When Command & Conquer was released in 1995 and its companion with a different tone Command & Conquer: Red Alert in 1996, it was something of a revolution in the RTS game play. Of course Dune II had been released a few years before, also developed by Westwood studios, setting the tone for many RTS games that followed in the years to come. (This includes Warcraft, which eventually let to World of Warcraft, DOTA and many others that a lot of people still play daily nowadays)
Now that the remastered edition is announced for 2020, the 25th anniversary of the game, I got interested again in the original Dos game. Since the original is 2CD’s (GDI and NOD) and later an expansion was added named: Command & Conquer: The Covert Operations, I thought it was time to create a quick batch file to load which ever disk instead of having to type the commands in Dosbox every single time. Batch files are the reason that I’m using non-standard commands and add-ons to Dosbox, so here the bat-file that I’ve written for C&C:
I’ve been a big fan of Dosbox ever since I found out about it in 2004. Dosbox has been around since 2002, I just didn’t find out about it until later. At the time virtualisation was still in its infancy and virtualising MS-Dos to play old games on was not that easy and fairly memory intensive. Also Windows XP did not run most of the MS-Dos games I wanted to play. For a few years now I’m mainly using Dosbox-X or Dosbox-ECE as these bring more features than the standard Dosbox. My base configuration has not changed significantly over the last 10 years.
For my normal utilities I’ve added a line to the dosbox.conf which mounts a normal folder located on my physical machine.
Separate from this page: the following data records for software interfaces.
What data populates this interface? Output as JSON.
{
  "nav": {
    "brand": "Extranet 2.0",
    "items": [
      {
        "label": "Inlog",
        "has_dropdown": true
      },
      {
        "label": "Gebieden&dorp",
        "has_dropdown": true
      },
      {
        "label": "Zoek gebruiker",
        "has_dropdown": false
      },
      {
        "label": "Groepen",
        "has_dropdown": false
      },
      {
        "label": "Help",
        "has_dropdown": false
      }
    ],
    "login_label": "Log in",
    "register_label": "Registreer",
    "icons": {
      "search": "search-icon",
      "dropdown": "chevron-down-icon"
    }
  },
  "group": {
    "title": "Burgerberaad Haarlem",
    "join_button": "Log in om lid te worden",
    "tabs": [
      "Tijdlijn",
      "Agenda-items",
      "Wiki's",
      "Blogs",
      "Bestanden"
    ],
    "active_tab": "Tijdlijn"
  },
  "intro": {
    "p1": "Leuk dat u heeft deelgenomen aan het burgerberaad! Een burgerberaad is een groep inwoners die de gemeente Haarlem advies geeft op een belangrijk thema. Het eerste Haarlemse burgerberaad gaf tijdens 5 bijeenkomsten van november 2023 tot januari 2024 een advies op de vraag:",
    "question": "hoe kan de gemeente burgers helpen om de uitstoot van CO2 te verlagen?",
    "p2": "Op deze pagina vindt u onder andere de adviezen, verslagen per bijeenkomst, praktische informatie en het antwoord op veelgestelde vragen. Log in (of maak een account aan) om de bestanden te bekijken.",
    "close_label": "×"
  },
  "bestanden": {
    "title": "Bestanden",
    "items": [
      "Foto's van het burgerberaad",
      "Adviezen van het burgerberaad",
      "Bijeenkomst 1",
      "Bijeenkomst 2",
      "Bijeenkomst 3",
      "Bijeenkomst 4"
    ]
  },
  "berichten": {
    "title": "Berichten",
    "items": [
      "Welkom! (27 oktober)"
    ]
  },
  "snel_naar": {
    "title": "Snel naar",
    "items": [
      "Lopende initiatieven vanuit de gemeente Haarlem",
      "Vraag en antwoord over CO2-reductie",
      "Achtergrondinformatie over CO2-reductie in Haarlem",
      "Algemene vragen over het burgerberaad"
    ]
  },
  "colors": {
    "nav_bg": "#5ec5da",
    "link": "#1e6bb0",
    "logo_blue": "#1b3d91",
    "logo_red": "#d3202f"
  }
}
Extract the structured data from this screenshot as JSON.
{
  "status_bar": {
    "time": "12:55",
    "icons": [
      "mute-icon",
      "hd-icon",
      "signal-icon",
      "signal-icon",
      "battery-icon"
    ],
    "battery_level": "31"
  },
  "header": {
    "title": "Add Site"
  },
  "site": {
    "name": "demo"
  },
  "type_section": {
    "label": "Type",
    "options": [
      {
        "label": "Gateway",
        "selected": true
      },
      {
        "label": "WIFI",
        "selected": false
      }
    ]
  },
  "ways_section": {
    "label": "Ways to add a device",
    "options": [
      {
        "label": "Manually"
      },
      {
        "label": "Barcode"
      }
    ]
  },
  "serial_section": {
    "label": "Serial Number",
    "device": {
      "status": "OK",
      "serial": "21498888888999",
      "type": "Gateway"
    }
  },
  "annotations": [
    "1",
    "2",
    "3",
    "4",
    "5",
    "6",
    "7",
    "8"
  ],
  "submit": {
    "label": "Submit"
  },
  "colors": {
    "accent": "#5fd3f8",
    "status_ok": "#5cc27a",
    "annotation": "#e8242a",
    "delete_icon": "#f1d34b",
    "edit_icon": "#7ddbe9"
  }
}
The path I use is normally c:\temp\dosbox\e and I’m mounting this with:
@mount e "C:\Temp\Dosbox\E"
The reason I’m mounting a folder instead of an image is that this way I can very easily add and remove software and have this available with just a quick reboot (CTRL-ALT-Home) of Dosbox. The standard folder structure within the mounted e-drive is:
The directories cd, floppy and hdd keep .img files for the respective formats. The dos directory keeps a full copy of MS-Dos 5.0 with various additional little utilities added from FreeDos. The reason it’s MS-Dos 5.0 is that Dosbox reports its version as being 5.0. One of the extra little utilities that is not included in Dos version 5.0 is “choice.com”. This handy little utility wasn’t included until Dos version 6 and is still available in Windows 95/98. Choice.com is basically indispensable for creating interactive batch files. I’m using the FreeDos version which is called “choice.exe”.
The full autoexec part of the dosbox.conf is:
[autoexec] @echo off @mount e “C:\temp\Dosbox\E” @e: @path=z:\;e:\;e:\dos;e:\cd;e:\floppy;e:\hdd;
The reason I’m putting all these folders in the path is that I keep my batch-files with the images.